Awards[edit]

His 1959 novel The Light Infantry Ball, a prequel to The View from Pompey's Head, was a finalist for the 1960 National Book Award.

Basso died in 1964, at age 59, in Weston, Connecticut.


Bibliography[edit]

Novels[edit]

  • Relics and Angels (1929)
  • Cinnamon Seed (1934)
  • In Their Own Image (1935)
  • Courthouse Square (1936)
  • Days Before Lent (1939)
  • Wine of the Country (1941)
  • Sun in Capricorn (1942)
  • The Greenroom (1949)
  • The View from Pompey's Head (1954)
  • The Light Infantry Ball (1959)
  • A Touch of the Dragon (1964)

Nonfiction[edit]

  • Beauregard: The Great Creole (biography) (1933)
  • Mainstream (biographical sketches) (1943)
  • The World from Jackson Square: A New Orleans Reader (Introduction; edited by Etolia S. Basso) (1948)
  • A Quota of Seaweed: Persons and Places in Brazil, Spain, Honduras, Jamaica, Tahiti, and Samoa (travel sketches) (1960)

Further reading[edit]

References[edit]

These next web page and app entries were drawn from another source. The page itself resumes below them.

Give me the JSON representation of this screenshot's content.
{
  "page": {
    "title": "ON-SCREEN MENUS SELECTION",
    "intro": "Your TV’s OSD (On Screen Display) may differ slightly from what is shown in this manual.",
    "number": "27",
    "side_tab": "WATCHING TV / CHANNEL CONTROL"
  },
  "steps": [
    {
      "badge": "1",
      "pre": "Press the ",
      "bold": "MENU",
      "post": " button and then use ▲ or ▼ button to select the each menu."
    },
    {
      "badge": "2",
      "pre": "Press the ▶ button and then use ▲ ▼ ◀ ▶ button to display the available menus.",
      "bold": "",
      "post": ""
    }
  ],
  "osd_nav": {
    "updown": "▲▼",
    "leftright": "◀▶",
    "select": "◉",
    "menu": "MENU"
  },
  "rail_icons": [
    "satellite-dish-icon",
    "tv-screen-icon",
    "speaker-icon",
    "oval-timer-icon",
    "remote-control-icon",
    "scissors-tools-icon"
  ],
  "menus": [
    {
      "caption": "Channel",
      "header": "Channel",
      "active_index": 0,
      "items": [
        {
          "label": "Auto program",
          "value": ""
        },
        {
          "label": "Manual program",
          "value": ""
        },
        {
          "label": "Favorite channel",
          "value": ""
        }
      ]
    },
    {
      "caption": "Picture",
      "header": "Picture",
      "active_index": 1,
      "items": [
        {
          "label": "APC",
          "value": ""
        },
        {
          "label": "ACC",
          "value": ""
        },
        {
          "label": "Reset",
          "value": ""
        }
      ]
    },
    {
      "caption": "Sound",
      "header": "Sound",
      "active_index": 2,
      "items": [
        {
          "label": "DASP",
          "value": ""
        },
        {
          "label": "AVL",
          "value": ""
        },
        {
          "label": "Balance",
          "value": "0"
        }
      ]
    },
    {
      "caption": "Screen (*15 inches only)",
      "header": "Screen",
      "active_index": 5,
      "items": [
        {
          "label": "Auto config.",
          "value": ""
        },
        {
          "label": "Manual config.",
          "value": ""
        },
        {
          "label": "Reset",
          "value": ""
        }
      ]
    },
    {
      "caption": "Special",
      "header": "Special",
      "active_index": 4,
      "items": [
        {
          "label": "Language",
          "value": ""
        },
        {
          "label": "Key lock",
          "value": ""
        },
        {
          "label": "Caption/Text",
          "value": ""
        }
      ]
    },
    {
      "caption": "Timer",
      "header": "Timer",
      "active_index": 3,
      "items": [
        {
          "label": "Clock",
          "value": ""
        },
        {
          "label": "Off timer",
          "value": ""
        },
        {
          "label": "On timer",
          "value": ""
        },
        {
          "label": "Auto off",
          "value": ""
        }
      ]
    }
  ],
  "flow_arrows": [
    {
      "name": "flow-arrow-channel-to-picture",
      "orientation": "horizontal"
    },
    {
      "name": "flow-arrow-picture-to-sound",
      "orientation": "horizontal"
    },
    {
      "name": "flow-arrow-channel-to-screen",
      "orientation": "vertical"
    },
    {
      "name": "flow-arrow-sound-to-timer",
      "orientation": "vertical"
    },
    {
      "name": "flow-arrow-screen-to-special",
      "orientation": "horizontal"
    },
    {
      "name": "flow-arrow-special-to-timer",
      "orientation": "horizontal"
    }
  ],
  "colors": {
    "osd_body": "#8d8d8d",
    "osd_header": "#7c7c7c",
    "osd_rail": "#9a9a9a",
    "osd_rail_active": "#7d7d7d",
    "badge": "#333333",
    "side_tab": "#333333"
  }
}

  1. ^ Rocks, James E. (1979). "Hamilton Basso". In Bain, Robert. Southern Writers: A Biographical Dictionary. Joseph M. Flora; Louis D. Rubin, Jr. Louisiana State University Press. pp. 19–20. ISBN 0-8071-0354-3. Retrieved May 25, 2010.